To explore the potential of tumor-specific DNA as a biomarker for head and neck squamous cell carcinomas (HNSCC), we queried DNA from saliva or plasma of 93 HNSCC patients. We searched for somatic mutations or human papillomavirus genes, collectively referred to as tumor DNA. When both plasma and saliva were tested, tumor DNA was detected in 96% of 47 patients. The fractions of patients with detectable tumor DNA in early- and late-stage disease were 100% (n = 10) and 95% (n = 37), respectively. When segregated by site, tumor DNA was detected in 100% (n = 15), 91% (n = 22), 100% (n = 7), and 100% (n = 3) of patients with tumors of the oral cavity, oropharynx, larynx, and hypopharynx, respectively. In saliva, tumor DNA was found in 100% of patients with oral cavity cancers and in 47 to 70% of patients with cancers of the other sites. In plasma, tumor DNA was found in 80% of patients with oral cavity cancers, and in 86 to 100% of patients with cancers of the other sites. Thus, saliva is preferentially enriched for tumor DNA from the oral cavity, whereas plasma is preferentially enriched for tumor DNA from the other sites. Tumor DNA in saliva was found postsurgically in three patients before clinical diagnosis of recurrence, but in none of the five patients without recurrence. Tumor DNA in the saliva and plasma appears to be a potentially valuable biomarker for detection of HNSCC.
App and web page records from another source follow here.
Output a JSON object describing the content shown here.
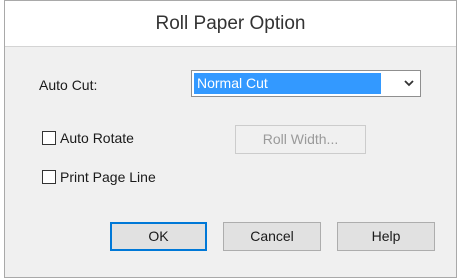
{
  "dialog": {
    "title": "Roll Paper Option"
  },
  "auto_cut": {
    "label": "Auto Cut:",
    "selected_value": "Normal Cut",
    "arrow_icon": "chevron-down-icon"
  },
  "auto_rotate": {
    "label": "Auto Rotate",
    "checked": false
  },
  "roll_width_button": {
    "label": "Roll Width...",
    "enabled": false
  },
  "print_page_line": {
    "label": "Print Page Line",
    "checked": false
  },
  "buttons": {
    "ok": "OK",
    "cancel": "Cancel",
    "help": "Help"
  },
  "colors": {
    "selection": "#3399ff",
    "default_button_border": "#0078d7",
    "dialog_background": "#f0f0f0"
  }
}
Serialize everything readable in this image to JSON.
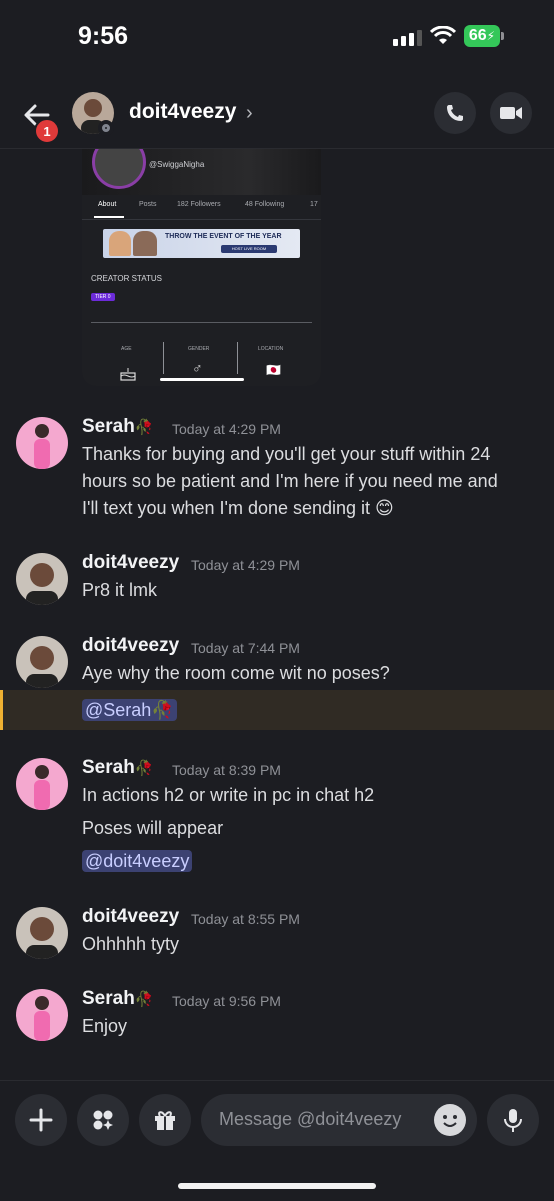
{
  "status_bar": {
    "time": "9:56",
    "battery": "66"
  },
  "header": {
    "title": "doit4veezy",
    "unread_badge": "1",
    "chevron": "›"
  },
  "shared_image": {
    "handle": "@SwiggaNigha",
    "tabs": [
      "About",
      "Posts",
      "182 Followers",
      "48 Following",
      "17"
    ],
    "banner_text": "THROW THE EVENT OF THE YEAR",
    "banner_pill": "HOST LIVE ROOM",
    "creator_status": "CREATOR STATUS",
    "tier": "TIER 0",
    "columns": [
      "AGE",
      "GENDER",
      "LOCATION"
    ],
    "gender_symbol": "♂",
    "location_flag": "🇯🇵",
    "age_icon": "cake-icon"
  },
  "messages": [
    {
      "author": "Serah",
      "time": "Today at 4:29 PM",
      "lines": [
        "Thanks for buying and you'll get your stuff within 24",
        "hours so be patient and I'm here if you need me and",
        "I'll text you when I'm done sending it 😊"
      ]
    },
    {
      "author": "doit4veezy",
      "time": "Today at 4:29 PM",
      "lines": [
        "Pr8 it lmk"
      ]
    },
    {
      "author": "doit4veezy",
      "time": "Today at 7:44 PM",
      "lines": [
        "Aye why the room come wit no poses?"
      ],
      "mention": "@Serah🥀"
    },
    {
      "author": "Serah",
      "time": "Today at 8:39 PM",
      "lines": [
        "In actions h2 or write in pc in chat h2",
        "Poses will appear"
      ],
      "mention": "@doit4veezy"
    },
    {
      "author": "doit4veezy",
      "time": "Today at 8:55 PM",
      "lines": [
        "Ohhhhh tyty"
      ]
    },
    {
      "author": "Serah",
      "time": "Today at 9:56 PM",
      "lines": [
        "Enjoy"
      ]
    }
  ],
  "author_suffix": {
    "Serah": "🥀"
  },
  "composer": {
    "placeholder": "Message @doit4veezy"
  }
}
Copyright © 2015, American Association for the Advancement of Science.